The edgy then warmer then alienated sister is certainly the one who asks for her sweater back, and who’s havering over that Finnish job. Of course all this is dilated over several episodes and expanded. Seeing them both they complement each other. Waller-Bridge has managed to retain the energy and integrity of the original in her BBC series and as here she brings it round full circle to her bank manager, though in the original it’s as if we’ve traversed her whole story in a beat and we’re back in that office where he’s asked her to leave.
At its heart though is Boo, the friend who walked out after her boyfriend confessed to cheating on her, intending to get hospitalized. And got hit by a bike, a car and another bike, making the local news and causing some excitement. And there’s the guinea-pig Hilary, bought by Fleabag on a whim. She doesn’t even like guinea-pigs, “they’re pointless”. But Boo adores Hilary, it’s mutual. And she’s built like a guinea-pig herself, “straight down” Waller-Bridge gestures. She’s Fleabag’s best friend; no, her soulmate.
The once imposingly “gallish” Waller-Bridge is infectiously funny, even more confident in physical acting. She slows even more daringly to repetitive actions: miming vaginal photography in the disabled toilet at work is an excruciatingly drawn-out gem, playing an audience she knows is helpless. Her imitation if a runaway guinea-pig foraging, sniffing and sneaking out of its hutch s a tour-de-farce.

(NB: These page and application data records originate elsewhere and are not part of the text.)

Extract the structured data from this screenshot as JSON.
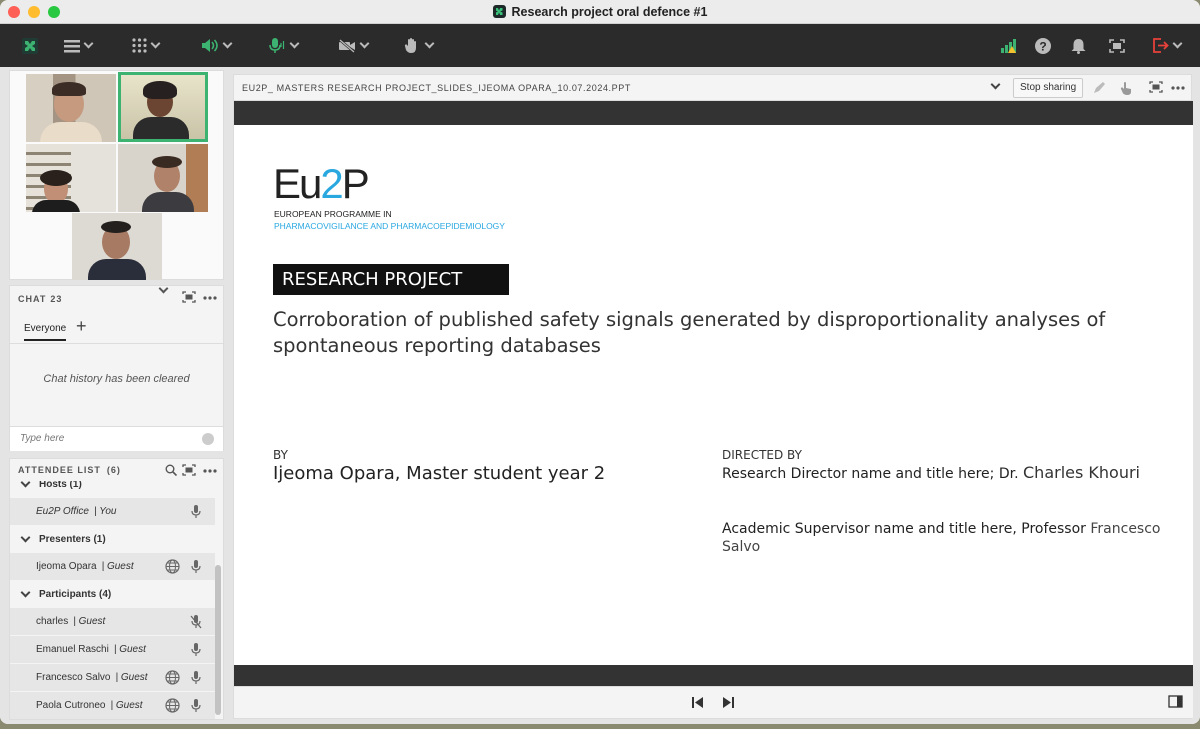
{
  "window": {
    "title": "Research project oral defence #1"
  },
  "toolbar": {
    "icons": [
      "app-logo-icon",
      "menu-icon",
      "apps-grid-icon",
      "speaker-icon",
      "microphone-icon",
      "camera-off-icon",
      "raise-hand-icon",
      "network-status-icon",
      "help-icon",
      "notifications-icon",
      "fullscreen-icon",
      "exit-icon"
    ]
  },
  "chat": {
    "title": "CHAT",
    "count": "23",
    "tab": "Everyone",
    "add": "+",
    "empty": "Chat history has been cleared",
    "input_placeholder": "Type here"
  },
  "attendees": {
    "title": "ATTENDEE LIST",
    "count": "(6)",
    "hosts": "Hosts (1)",
    "presenters": "Presenters (1)",
    "participants": "Participants (4)",
    "host_row": {
      "name": "Eu2P Office",
      "role": "| You"
    },
    "presenter_row": {
      "name": "Ijeoma Opara",
      "role": "| Guest"
    },
    "participant_rows": [
      {
        "name": "charles",
        "role": "| Guest"
      },
      {
        "name": "Emanuel Raschi",
        "role": "| Guest"
      },
      {
        "name": "Francesco Salvo",
        "role": "| Guest"
      },
      {
        "name": "Paola Cutroneo",
        "role": "| Guest"
      }
    ]
  },
  "share": {
    "filename": "EU2P_ MASTERS RESEARCH PROJECT_SLIDES_IJEOMA OPARA_10.07.2024.PPT",
    "stop_label": "Stop sharing"
  },
  "slide": {
    "logo_main_a": "Eu",
    "logo_main_b": "2",
    "logo_main_c": "P",
    "logo_line1": "EUROPEAN PROGRAMME IN",
    "logo_line2": "PHARMACOVIGILANCE AND PHARMACOEPIDEMIOLOGY",
    "banner": "RESEARCH PROJECT",
    "title_line1": "Corroboration of published safety signals generated by disproportionality analyses of",
    "title_line2": "spontaneous reporting databases",
    "by_label": "BY",
    "by_name": "Ijeoma Opara, Master student year 2",
    "directed_label": "DIRECTED BY",
    "director": "Research Director name and title here; Dr.",
    "director_name": "Charles Khouri",
    "supervisor": "Academic Supervisor name and title here, Professor",
    "supervisor_name_a": "Francesco",
    "supervisor_name_b": "Salvo"
  },
  "colors": {
    "accent_green": "#3cb371",
    "logo_blue": "#29a8e0",
    "exit_red": "#e8413b"
  }
}
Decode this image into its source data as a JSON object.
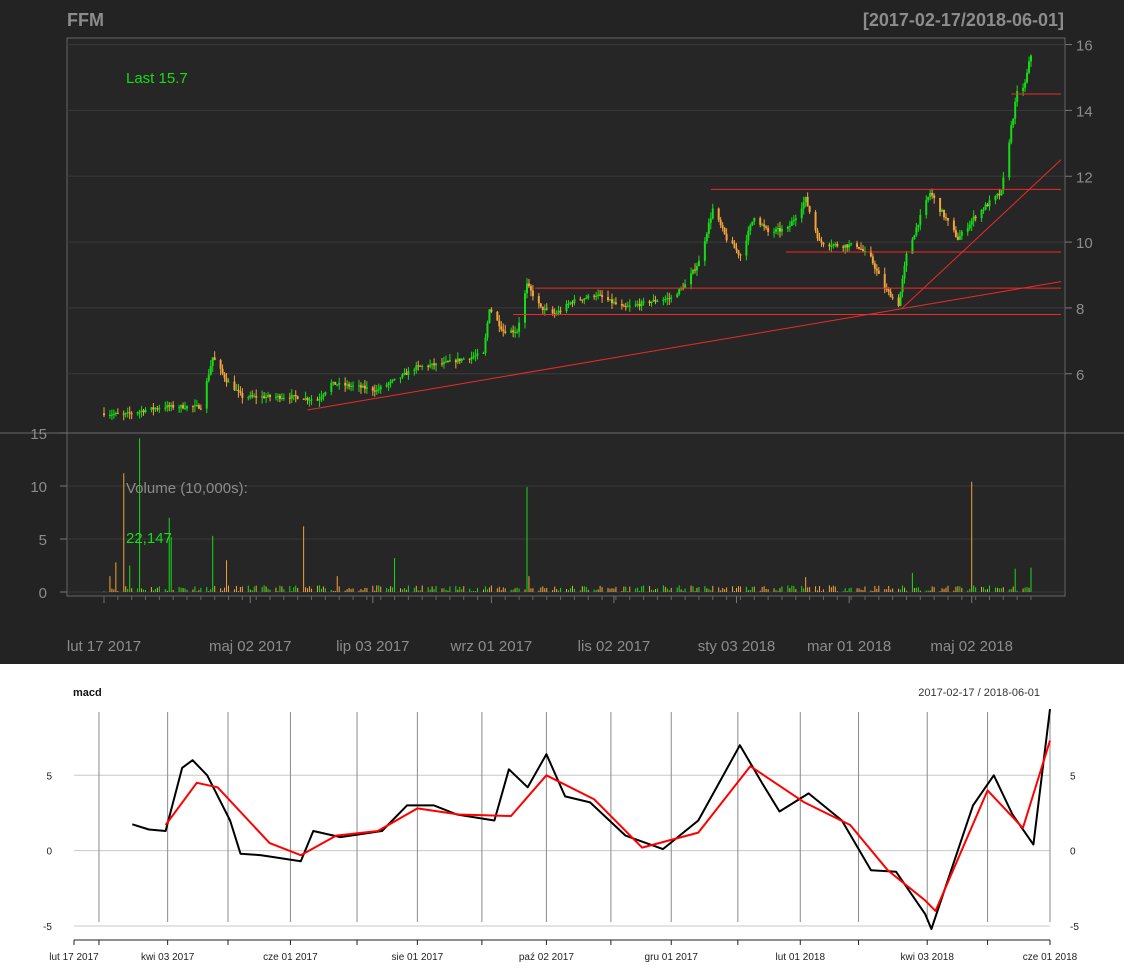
{
  "header": {
    "symbol": "FFM",
    "range": "[2017-02-17/2018-06-01]",
    "last_label": "Last 15.7",
    "volume_label": "Volume (10,000s):",
    "volume_value": "22,147"
  },
  "macd_panel": {
    "title": "macd",
    "range": "2017-02-17 / 2018-06-01"
  },
  "colors": {
    "up": "#16dc16",
    "down": "#f2a33a",
    "trendline": "#ee2a2a",
    "dark_bg": "#232323",
    "grid": "#3a3a3a",
    "text": "#8c8c8c",
    "macd": "#000000",
    "signal": "#ff0000"
  },
  "chart_data": [
    {
      "type": "candlestick",
      "x_range": [
        "2017-02-17",
        "2018-06-01"
      ],
      "ylim": [
        4.2,
        16.2
      ],
      "y_ticks": [
        "6",
        "8",
        "10",
        "12",
        "14",
        "16"
      ],
      "x_tick_labels": [
        "lut 17 2017",
        "maj 02 2017",
        "lip 03 2017",
        "wrz 01 2017",
        "lis 02 2017",
        "sty 03 2018",
        "mar 01 2018",
        "maj 02 2018"
      ],
      "last": 15.7,
      "close_series": [
        [
          "2017-02-17",
          4.8
        ],
        [
          "2017-02-27",
          4.75
        ],
        [
          "2017-03-10",
          4.9
        ],
        [
          "2017-03-20",
          5.0
        ],
        [
          "2017-03-30",
          5.0
        ],
        [
          "2017-04-07",
          5.0
        ],
        [
          "2017-04-13",
          6.5
        ],
        [
          "2017-04-20",
          5.8
        ],
        [
          "2017-04-28",
          5.3
        ],
        [
          "2017-05-10",
          5.3
        ],
        [
          "2017-05-25",
          5.3
        ],
        [
          "2017-06-05",
          5.2
        ],
        [
          "2017-06-12",
          5.7
        ],
        [
          "2017-06-26",
          5.6
        ],
        [
          "2017-07-05",
          5.5
        ],
        [
          "2017-07-17",
          5.9
        ],
        [
          "2017-07-25",
          6.2
        ],
        [
          "2017-08-07",
          6.3
        ],
        [
          "2017-08-21",
          6.5
        ],
        [
          "2017-08-28",
          6.6
        ],
        [
          "2017-08-31",
          8.0
        ],
        [
          "2017-09-07",
          7.3
        ],
        [
          "2017-09-14",
          7.3
        ],
        [
          "2017-09-19",
          8.7
        ],
        [
          "2017-09-26",
          8.0
        ],
        [
          "2017-10-03",
          7.8
        ],
        [
          "2017-10-12",
          8.2
        ],
        [
          "2017-10-24",
          8.4
        ],
        [
          "2017-11-07",
          8.0
        ],
        [
          "2017-11-21",
          8.2
        ],
        [
          "2017-12-01",
          8.3
        ],
        [
          "2017-12-08",
          8.7
        ],
        [
          "2017-12-15",
          9.4
        ],
        [
          "2017-12-22",
          11.0
        ],
        [
          "2017-12-29",
          10.1
        ],
        [
          "2018-01-05",
          9.6
        ],
        [
          "2018-01-12",
          10.8
        ],
        [
          "2018-01-19",
          10.3
        ],
        [
          "2018-01-29",
          10.4
        ],
        [
          "2018-02-07",
          11.3
        ],
        [
          "2018-02-14",
          10.0
        ],
        [
          "2018-02-23",
          9.9
        ],
        [
          "2018-03-05",
          9.9
        ],
        [
          "2018-03-12",
          9.5
        ],
        [
          "2018-03-19",
          8.6
        ],
        [
          "2018-03-26",
          8.1
        ],
        [
          "2018-03-30",
          9.6
        ],
        [
          "2018-04-05",
          10.6
        ],
        [
          "2018-04-11",
          11.5
        ],
        [
          "2018-04-18",
          10.8
        ],
        [
          "2018-04-25",
          10.1
        ],
        [
          "2018-05-04",
          10.8
        ],
        [
          "2018-05-11",
          11.2
        ],
        [
          "2018-05-17",
          11.5
        ],
        [
          "2018-05-22",
          13.5
        ],
        [
          "2018-05-25",
          14.5
        ],
        [
          "2018-05-29",
          14.8
        ],
        [
          "2018-06-01",
          15.7
        ]
      ],
      "horizontal_levels": [
        {
          "from": "2017-12-21",
          "to": "2018-06-01",
          "y": 11.6
        },
        {
          "from": "2018-01-28",
          "to": "2018-06-01",
          "y": 9.7
        },
        {
          "from": "2017-09-23",
          "to": "2018-06-01",
          "y": 8.6
        },
        {
          "from": "2017-09-12",
          "to": "2018-06-01",
          "y": 7.8
        },
        {
          "from": "2018-05-22",
          "to": "2018-06-01",
          "y": 14.5
        }
      ],
      "trendlines": [
        {
          "from": [
            "2017-05-31",
            4.9
          ],
          "to": [
            "2018-06-01",
            8.8
          ]
        },
        {
          "from": [
            "2018-03-28",
            8.0
          ],
          "to": [
            "2018-06-01",
            12.5
          ]
        }
      ]
    },
    {
      "type": "bar",
      "title": "Volume (10,000s):",
      "ylim": [
        0,
        15
      ],
      "y_ticks": [
        "0",
        "5",
        "10",
        "15"
      ],
      "last": "22,147",
      "spikes": [
        [
          "2017-02-20",
          1.5
        ],
        [
          "2017-02-23",
          2.8
        ],
        [
          "2017-02-27",
          11.2
        ],
        [
          "2017-03-02",
          2.5
        ],
        [
          "2017-03-07",
          14.5
        ],
        [
          "2017-03-22",
          7.0
        ],
        [
          "2017-03-23",
          5.2
        ],
        [
          "2017-04-13",
          5.3
        ],
        [
          "2017-04-20",
          3.0
        ],
        [
          "2017-05-29",
          6.2
        ],
        [
          "2017-06-15",
          1.5
        ],
        [
          "2017-07-14",
          3.2
        ],
        [
          "2017-09-19",
          9.9
        ],
        [
          "2017-09-20",
          1.5
        ],
        [
          "2018-02-07",
          1.4
        ],
        [
          "2018-04-02",
          1.8
        ],
        [
          "2018-05-02",
          10.4
        ],
        [
          "2018-05-24",
          2.2
        ],
        [
          "2018-06-01",
          2.3
        ]
      ],
      "baseline_typical": 0.35
    },
    {
      "type": "line",
      "title": "macd",
      "ylim": [
        -5.2,
        9.2
      ],
      "y_ticks": [
        "-5",
        "0",
        "5"
      ],
      "x_tick_labels": [
        "lut 17 2017",
        "kwi 03 2017",
        "cze 01 2017",
        "sie 01 2017",
        "paź 02 2017",
        "gru 01 2017",
        "lut 01 2018",
        "kwi 03 2018",
        "cze 01 2018"
      ],
      "series": [
        {
          "role": "macd",
          "points": [
            [
              "2017-03-17",
              1.75
            ],
            [
              "2017-03-25",
              1.4
            ],
            [
              "2017-04-02",
              1.3
            ],
            [
              "2017-04-10",
              5.5
            ],
            [
              "2017-04-15",
              6.0
            ],
            [
              "2017-04-22",
              5.0
            ],
            [
              "2017-05-03",
              2.0
            ],
            [
              "2017-05-08",
              -0.2
            ],
            [
              "2017-05-18",
              -0.3
            ],
            [
              "2017-06-06",
              -0.7
            ],
            [
              "2017-06-12",
              1.3
            ],
            [
              "2017-06-25",
              0.9
            ],
            [
              "2017-07-15",
              1.3
            ],
            [
              "2017-07-27",
              3.0
            ],
            [
              "2017-08-09",
              3.0
            ],
            [
              "2017-08-20",
              2.4
            ],
            [
              "2017-09-07",
              2.0
            ],
            [
              "2017-09-14",
              5.4
            ],
            [
              "2017-09-23",
              4.2
            ],
            [
              "2017-10-02",
              6.4
            ],
            [
              "2017-10-11",
              3.6
            ],
            [
              "2017-10-23",
              3.2
            ],
            [
              "2017-11-09",
              1.0
            ],
            [
              "2017-11-27",
              0.1
            ],
            [
              "2017-12-14",
              2.0
            ],
            [
              "2018-01-03",
              7.0
            ],
            [
              "2018-01-14",
              4.4
            ],
            [
              "2018-01-22",
              2.6
            ],
            [
              "2018-02-05",
              3.8
            ],
            [
              "2018-02-21",
              2.0
            ],
            [
              "2018-03-07",
              -1.3
            ],
            [
              "2018-03-19",
              -1.4
            ],
            [
              "2018-04-02",
              -4.2
            ],
            [
              "2018-04-05",
              -5.2
            ],
            [
              "2018-04-25",
              3.0
            ],
            [
              "2018-05-05",
              5.0
            ],
            [
              "2018-05-14",
              2.4
            ],
            [
              "2018-05-24",
              0.4
            ],
            [
              "2018-06-01",
              9.4
            ]
          ]
        },
        {
          "role": "signal",
          "points": [
            [
              "2017-04-02",
              1.7
            ],
            [
              "2017-04-17",
              4.5
            ],
            [
              "2017-04-27",
              4.2
            ],
            [
              "2017-05-22",
              0.5
            ],
            [
              "2017-06-06",
              -0.3
            ],
            [
              "2017-06-23",
              1.0
            ],
            [
              "2017-07-13",
              1.3
            ],
            [
              "2017-08-01",
              2.8
            ],
            [
              "2017-08-21",
              2.4
            ],
            [
              "2017-09-15",
              2.3
            ],
            [
              "2017-10-02",
              5.0
            ],
            [
              "2017-10-25",
              3.4
            ],
            [
              "2017-11-17",
              0.2
            ],
            [
              "2017-12-14",
              1.2
            ],
            [
              "2018-01-08",
              5.6
            ],
            [
              "2018-02-03",
              3.2
            ],
            [
              "2018-02-25",
              1.7
            ],
            [
              "2018-03-15",
              -1.3
            ],
            [
              "2018-04-02",
              -3.3
            ],
            [
              "2018-04-07",
              -4.0
            ],
            [
              "2018-05-02",
              4.0
            ],
            [
              "2018-05-19",
              1.5
            ],
            [
              "2018-06-01",
              7.3
            ]
          ]
        }
      ]
    }
  ]
}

Waller-Bridge keeps all the original’s inflections, the stare, the arch look, wild energy, sudden startles of grief. It’s clear that she and Jones worked hard to preserve the Fleabag we know and had a new actor play it. Still, Waller-Bridge can’t resist setting the bar just that bit higher.
This production is Fleabag neat. Gulp it straight, don’t cough. Its harrowing streak of genius burns like a healing scar torn. There’s something in the original you’ll have to see. It’s not in the BBC version. This is where it goes too far for even sassy younger BBC3 viewers. Waller-Bridge might have wryly reflected that media compromise is about not killing your darlings. Again, its style is sex. Its message is grief and guilt. It’s like no other tragedy. You laugh all through and go out crying.
Post Killing Eve, post Bond, Waller-Bridge now bestrides Hollywood, but she and Vicky Jones in their company DryWrite have projects in train. We can only hope Waller-Bridge will return with different dramas, at least as original, raw, brilliantly funny and devastating as Fleabag.